While center-shafted putters have long been legal in the United States, they were banned in Great Britain in 1909. In 1951, the sport’s two main governing bodies -- the United States Golf Association and Britain’s Royal & Ancient Club -- agreed to standardize the Rules of Golf and made center-shafted putters legal worldwide. All other golf clubs must have shafts that attach to the club head at or near the heel.
Club fitters typically recommend a player choose a putter that suits his putting style. Most center-shafted putters are face-balanced, with equal amounts of weight in the club head’s heel and toe. This type of club suits a player who keeps his eyes directly above the ball, takes the club straight back and swings straight through the ball. Players who employ this style try to keep the club head square from the beginning of the stroke to the end.
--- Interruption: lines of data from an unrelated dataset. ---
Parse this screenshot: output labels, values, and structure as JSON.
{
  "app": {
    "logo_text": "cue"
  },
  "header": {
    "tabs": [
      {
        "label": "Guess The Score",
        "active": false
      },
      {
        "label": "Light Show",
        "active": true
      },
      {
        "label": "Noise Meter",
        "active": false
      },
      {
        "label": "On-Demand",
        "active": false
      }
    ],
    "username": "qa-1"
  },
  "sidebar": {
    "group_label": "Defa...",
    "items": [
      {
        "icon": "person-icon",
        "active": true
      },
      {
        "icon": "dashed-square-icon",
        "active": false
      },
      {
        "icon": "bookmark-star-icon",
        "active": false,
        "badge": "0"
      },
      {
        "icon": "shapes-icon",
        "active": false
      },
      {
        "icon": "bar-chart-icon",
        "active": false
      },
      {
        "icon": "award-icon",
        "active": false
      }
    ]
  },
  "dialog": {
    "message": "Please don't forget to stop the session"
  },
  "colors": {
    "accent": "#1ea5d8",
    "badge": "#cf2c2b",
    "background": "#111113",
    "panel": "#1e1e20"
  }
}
It’s easier to keep a center-shafted, face-balanced club head from drifting right or left when hitting straight through the ball. To make certain a putter is face balanced, balance it on your finger, roughly 6 inches from the club head. If the club face remains horizontal, it’s face-balanced.
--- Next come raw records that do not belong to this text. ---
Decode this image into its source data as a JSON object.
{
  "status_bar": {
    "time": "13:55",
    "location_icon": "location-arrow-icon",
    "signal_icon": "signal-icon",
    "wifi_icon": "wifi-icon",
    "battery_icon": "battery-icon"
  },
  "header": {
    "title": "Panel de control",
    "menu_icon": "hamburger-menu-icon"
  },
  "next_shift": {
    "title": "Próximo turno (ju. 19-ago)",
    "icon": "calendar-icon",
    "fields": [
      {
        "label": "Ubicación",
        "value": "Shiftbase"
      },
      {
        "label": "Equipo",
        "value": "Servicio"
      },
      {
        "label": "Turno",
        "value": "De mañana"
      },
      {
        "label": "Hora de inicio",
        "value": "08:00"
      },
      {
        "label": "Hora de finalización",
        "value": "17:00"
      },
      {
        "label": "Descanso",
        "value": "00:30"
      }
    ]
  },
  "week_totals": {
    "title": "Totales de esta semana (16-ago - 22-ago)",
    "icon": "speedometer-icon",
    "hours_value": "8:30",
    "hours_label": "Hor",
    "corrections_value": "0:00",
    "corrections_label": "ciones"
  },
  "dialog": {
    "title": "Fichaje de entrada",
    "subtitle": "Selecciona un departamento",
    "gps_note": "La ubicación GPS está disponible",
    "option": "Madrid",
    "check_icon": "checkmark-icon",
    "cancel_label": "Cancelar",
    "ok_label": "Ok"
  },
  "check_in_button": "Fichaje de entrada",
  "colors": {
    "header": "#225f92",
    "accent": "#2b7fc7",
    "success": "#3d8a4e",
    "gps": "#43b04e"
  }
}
Players who putt using the arc method may be better off with a toe-weighted putter. This style requires the golfer to pull the club a bit inside the target line on the backswing. The player returns to a square position at impact, then follows through by again moving the club inside the target line to complete the arc. To determine whether a putter is toe-weighted, repeat the balancing experiment from the previous section. If the putter is toe-weighted, the toe will dip down to the ground at about a 45-degree angle.
Heel-shafted putters are more common on the PGA Tour, but plenty of pros use the center-shafted variety, particularly those who swing long putters or belly putters. Many tour pros find a center-shafted putter helps them align the ball properly, according to “Golf Digest.” Additionally, some pros feel that a face-balanced putter is easier to square up at impact.